Content Metadata Brings It All Together
It all comes together in your content metadata and how you organize it. Metadata turns strategy into a plan of action. And the beauty of it all is that aside from setting up your content taxonomy, lots of the action happens through content automation.
As Claravine’s Zoë Randolph explains, your content taxonomy “should boil your content strategy down to a series of simple, universally understood tags.” Although these tags reflect your strategy, they suggest the actions your teams need to take to make your strategy work for your brand.
Let’s take Randolph’s list of tags common to most marketing teams to see how using content metadata blends strategy and action:
- Buyer persona: Strategy — and the research behind it — determines the persona. Your teams put this strategy into action by creating content that addresses this market segment’s needs, whether it’s decision-makers in a specific industry you’re targeting or an individual consumer.
- Stage in the customer journey: Although your strategy might provide your creatives with a customer journey map, your creatives fill in the details with personalized content that will likely move your prospects along in their journey. AI-powered content recommendation software, like MarketMuse, can even suggest possible topics and outlines, making your content teams’ lives even easier.
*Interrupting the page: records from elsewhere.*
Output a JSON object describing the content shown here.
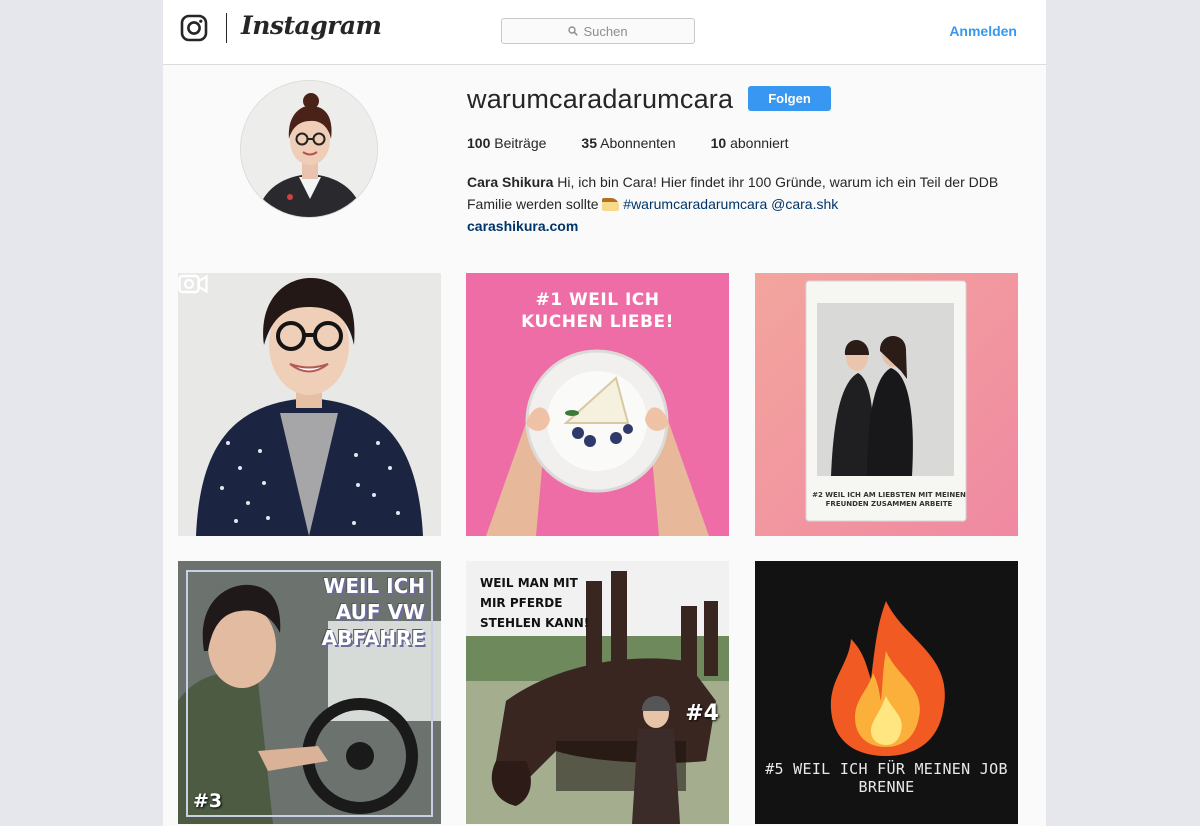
{
  "header": {
    "brand": "Instagram",
    "search_placeholder": "Suchen",
    "login_label": "Anmelden"
  },
  "profile": {
    "username": "warumcaradarumcara",
    "follow_label": "Folgen",
    "stats": [
      {
        "count": "100",
        "label": "Beiträge"
      },
      {
        "count": "35",
        "label": "Abonnenten"
      },
      {
        "count": "10",
        "label": "abonniert"
      }
    ],
    "full_name": "Cara Shikura",
    "bio_text": "Hi, ich bin Cara! Hier findet ihr 100 Gründe, warum ich ein Teil der DDB Familie werden sollte",
    "hashtag": "#warumcaradarumcara",
    "mention": "@cara.shk",
    "website": "carashikura.com"
  },
  "posts": [
    {
      "kind": "video",
      "caption": ""
    },
    {
      "kind": "image",
      "caption_line1": "#1 WEIL ICH",
      "caption_line2": "KUCHEN LIEBE!"
    },
    {
      "kind": "image",
      "caption_line1": "#2 WEIL ICH AM LIEBSTEN MIT MEINEN",
      "caption_line2": "FREUNDEN ZUSAMMEN ARBEITE"
    },
    {
      "kind": "image",
      "caption_line1": "WEIL ICH",
      "caption_line2": "AUF VW",
      "caption_line3": "ABFAHRE",
      "number": "#3"
    },
    {
      "kind": "image",
      "caption_line1": "WEIL MAN MIT",
      "caption_line2": "MIR PFERDE",
      "caption_line3": "STEHLEN KANN!",
      "number": "#4"
    },
    {
      "kind": "image",
      "caption": "#5 WEIL ICH FÜR MEINEN JOB BRENNE"
    }
  ],
  "colors": {
    "accent": "#3897f0",
    "link": "#003569",
    "background": "#fafafa"
  }
}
- Date of publication: Regular content audits are an essential element in keeping your content strategy current. Tagging your content with its publication date allows you to quickly identify possibly outdated content through a content audit, allowing you to update or repurpose it for another use.
- The product your content promotes: One of your company’s goals might be to increase sales of a particular product. This goal would end up in your content strategy — but it doesn’t become a reality until you put your plan in place to produce X number of blog posts that promote the target product.
- Region, culture, and language: If your content strategy is to put your corporate goal of expanding its market into France, for instance, your plan must include hiring the right people to translate your content into native French. Keeping track of how many pieces of content your French team produces — and how it performs among its target audience — is a critical ingredient in turning your strategy into reality.
- Distribution channels: While your content strategy might specify the channels each customer persona frequents, it’s up to your content teams to automate publication on those channels. It also pays to keep track of emerging trends, such as new social platforms that are likely to attract your target customers. That way, you can add those platforms to your distribution plan.
- Strategic alignment: Which corporate message or initiative does this content support? Documenting this information keeps your content teams on point to deliver messaging that aligns with your corporate and marketing strategy.
- Type of content: Your strategy might include increasing the number of videos your teams produce since video’s importance in marketing has exploded over the past few years. Keep your teams on track to achieve their goal by documenting — and tracking — their progress toward their goal.
Add metadata categories that can help you and your teams find past content to use as resources for new pieces, repurpose it in a new form, or review its performance against your strategic goals. Customize your metadata to your own content strategy for best results. Here’s a sample list of categories you might consider:
Image via Claravine
For the perfect balance between your marketing strategy and a plan that will maximize its impact, you need a content marketing platform capable of managing your content strategy metadata right out of the box. DivvyHQ is unique in its ability to put your strategy into practice, utilizing the power of customizable metadata fields to streamline and simplify the process.
Even better, you can try it free for 14 days with no obligation. Start your free trial today!